How to appeal to millennials
By: Phil Sneed
By the end of 2015, millennials will be the largest generation in the U.S. workforce, according to a study by Elance-oDesk.
Generational and demographic trends are important to take into consideration by those within the trucking industry, particularly when hiring new drivers. The American Transportation Institute found the average age of truck drivers is currently 45 years or older, many of whom are expected to retire within the next 10 to 15 years.
Coupled with the current driver shortage, and despite the industry being stronger than ever, fleet managers and others involved in the industry must appeal to younger individuals looking for a career. The group that has to be heavily courted are the millennials, a generation with a mindset that differs from older workers.
"Fleet managers and others have to start appealing to younger individuals."
Appealing to millennials
The millennial generation comprises of individuals who were born between 1982 and 2000. The U.S. Census Bureau recently reported 83.1 million U.S. citizens are part of this generation.
Every generation grows up in different periods that ultimately shape their ideals and beliefs. For millennials, the defining moment in their upbringing was the Great Recession, and they're still dealing with the aftermath to this day. In addition to high levels of student debt, numerous young workers are still struggling to start their careers.
Trucking provides a viable option for those unsure of where to go. Shipping companies, however, have to specifically appeal to these workers, and this will involve plenty of research and potentially moving away from years-long industry standards.
In an interview with Fleet Owner, Sandy Rosenfield, manager-operations for Fleet Advantage, said millennials specifically look for companies that hold the same values as they do. Likewise, these workers don't like to be micro-managed, nor do they want to work long hours.
As a result, changes to long-haul shipping might be in store. Millennials want to to maintain a sensible work-life balance. According to a study from the Harvard Business Review, approximately 75 percent of respondents want to have enough time for their personal lives. Companies believing they can change minds by offering more money will be met with resistance as well.
A study from Intelligence Group found 64 percent of those under 35 years of age would rather earn less money than to make six figures at a job they don't like, or consider boring. As such, companies can appeal to potential hirees by guaranteeing they'll be able to go home every night, because according to CNBC, drivers prefer regional jobs.
In an interview with the media outlet, Brian Fielkow, president of Houston-based Jetco Delivery, said drivers don't want to sleep in trucks anymore. They want to spend the night in their own beds.
As such, truck companies have to evolve to become viable career starters for millennials. Those that don't risk falling behind their competitors. Some trucks are no longer using manual transmission, as newer, younger drivers don't want to drive stick. In an interview with CNBC, American Trucking Association chief economist, Bob Costello, said this was not the case a few years ago.
One such way is to incorporate millennial feedback and study the generation's specific traits. Millennials are overly reliant on digital technology and this is an area that some companies are already incorporating. Tools such as satellite television and safety system telematics are being installed in semi-trailers. When looking for new drivers, companies should highlight these perks, Rosenfeld told Fleet Owner.
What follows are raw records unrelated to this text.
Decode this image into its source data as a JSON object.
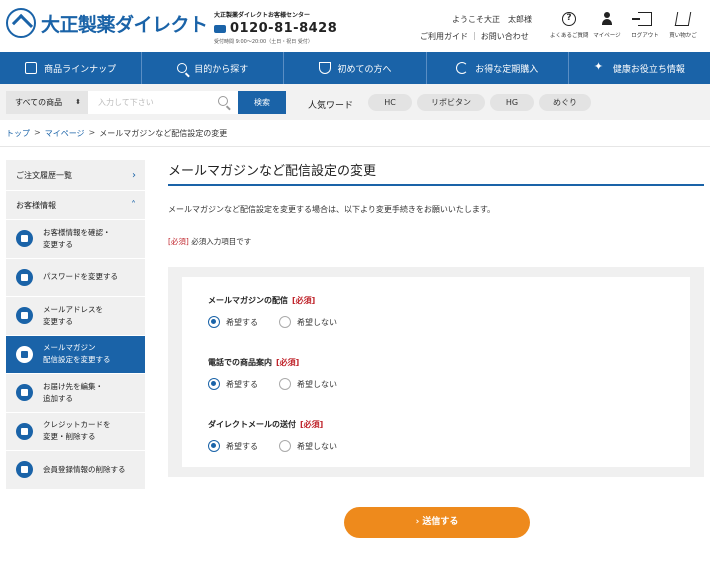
{
  "header": {
    "logo_text": "大正製薬ダイレクト",
    "callcenter_label": "大正製薬ダイレクトお客様センター",
    "phone": "0120-81-8428",
    "hours": "受付時間 9:00〜20:00（土日・祝日 受付）",
    "welcome": "ようこそ大正　太郎様",
    "guide": "ご利用ガイド",
    "contact": "お問い合わせ",
    "icons": [
      {
        "label": "よくあるご質問",
        "icon": "faq-icon"
      },
      {
        "label": "マイページ",
        "icon": "person-icon"
      },
      {
        "label": "ログアウト",
        "icon": "logout-icon"
      },
      {
        "label": "買い物かご",
        "icon": "cart-icon"
      }
    ]
  },
  "gnav": [
    {
      "label": "商品ラインナップ",
      "icon": "products-icon"
    },
    {
      "label": "目的から探す",
      "icon": "search-icon"
    },
    {
      "label": "初めての方へ",
      "icon": "shield-icon"
    },
    {
      "label": "お得な定期購入",
      "icon": "cycle-icon"
    },
    {
      "label": "健康お役立ち情報",
      "icon": "sparkle-icon"
    }
  ],
  "search": {
    "category": "すべての商品",
    "placeholder": "入力して下さい",
    "button": "検索",
    "keyword_label": "人気ワード",
    "keywords": [
      "HC",
      "リポビタン",
      "HG",
      "めぐり"
    ]
  },
  "breadcrumb": {
    "top": "トップ",
    "mypage": "マイページ",
    "current": "メールマガジンなど配信設定の変更",
    "sep": ">"
  },
  "sidebar": {
    "order_history": "ご注文履歴一覧",
    "customer_info": "お客様情報",
    "items": [
      {
        "line1": "お客様情報を確認・",
        "line2": "変更する"
      },
      {
        "line1": "パスワードを変更する",
        "line2": ""
      },
      {
        "line1": "メールアドレスを",
        "line2": "変更する"
      },
      {
        "line1": "メールマガジン",
        "line2": "配信設定を変更する"
      },
      {
        "line1": "お届け先を編集・",
        "line2": "追加する"
      },
      {
        "line1": "クレジットカードを",
        "line2": "変更・削除する"
      },
      {
        "line1": "会員登録情報の削除する",
        "line2": ""
      }
    ]
  },
  "main": {
    "title": "メールマガジンなど配信設定の変更",
    "description": "メールマガジンなど配信設定を変更する場合は、以下より変更手続きをお願いいたします。",
    "required_tag": "[必須]",
    "required_note": "必須入力項目です",
    "fields": [
      {
        "label": "メールマガジンの配信",
        "required": "[必須]",
        "option_yes": "希望する",
        "option_no": "希望しない",
        "selected": "希望する"
      },
      {
        "label": "電話での商品案内",
        "required": "[必須]",
        "option_yes": "希望する",
        "option_no": "希望しない",
        "selected": "希望する"
      },
      {
        "label": "ダイレクトメールの送付",
        "required": "[必須]",
        "option_yes": "希望する",
        "option_no": "希望しない",
        "selected": "希望する"
      }
    ],
    "submit": "› 送信する"
  },
  "colors": {
    "brand_blue": "#1a63a8",
    "submit_orange": "#ee8a1c",
    "required_red": "#c0262d"
  }
}
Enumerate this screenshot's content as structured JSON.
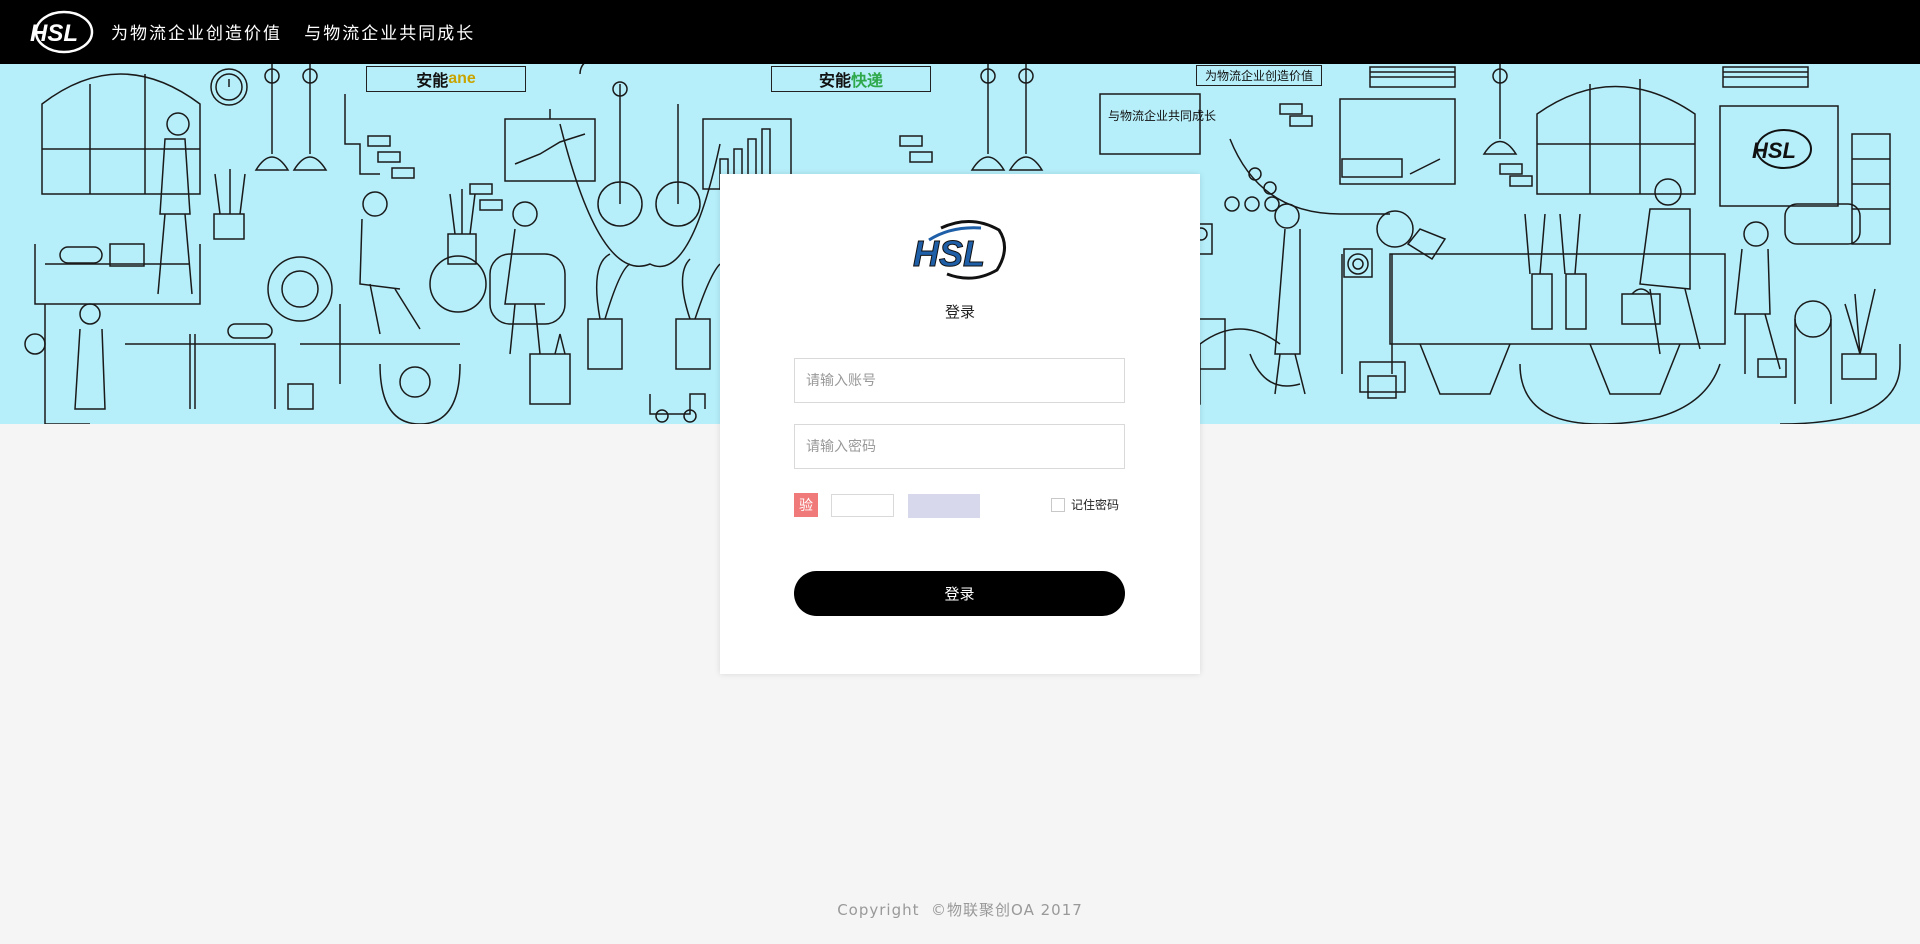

"We need to advertise this to the Millennial driver," she added. According to Rosenfeld, doing so feeds right into their wants.
Another possible solution exists in the form of electronic logs. While debate still centers over this technology, young drivers are likely to appreciate less time spent filling out logs. This feeds into their desire for a good work-life balance, which still applies if they're on the road and want to have a video call with loved ones.
"Truck companies have to build a strong culture and invest in drivers."
How to find millennials
Companies at this point may be wondering where to find potential millennial hires. Human resource personnel and fleet managers have to turn toward the same tools young employees use on an hourly basis, and according to CIO, have to follow some general guidelines, starting with strengthening the digital brand. Whenever a new job has been posted, millennials will first do an online search of the company. If their search doesn't turn up on a Twitter, Facebook or LinkedIn page, they'll quickly move on. The same applies if a trucking company's online services are not filled with much meaningful activity.
Yes, it might seem like millennials are picky. That being said, this generation differs from how their grandparents and parents operated. According to RecruitFi founder and CEO Brian McCagg, millennials are simply adapting to a more agile economy. To attract and retain talent and shorten the driver shortage, truck companies have to build a strong culture and invest in drivers.
In an age of transparency, companies have to be upfront about the job. During an interview, highlight the benefits of the trucking lifestyle and how new technologies are being implemented. Carriers, shippers and fleet owners have to specifically advertise to the millennial generation, as they will be relied upon in some form to alleviate the driver shortage.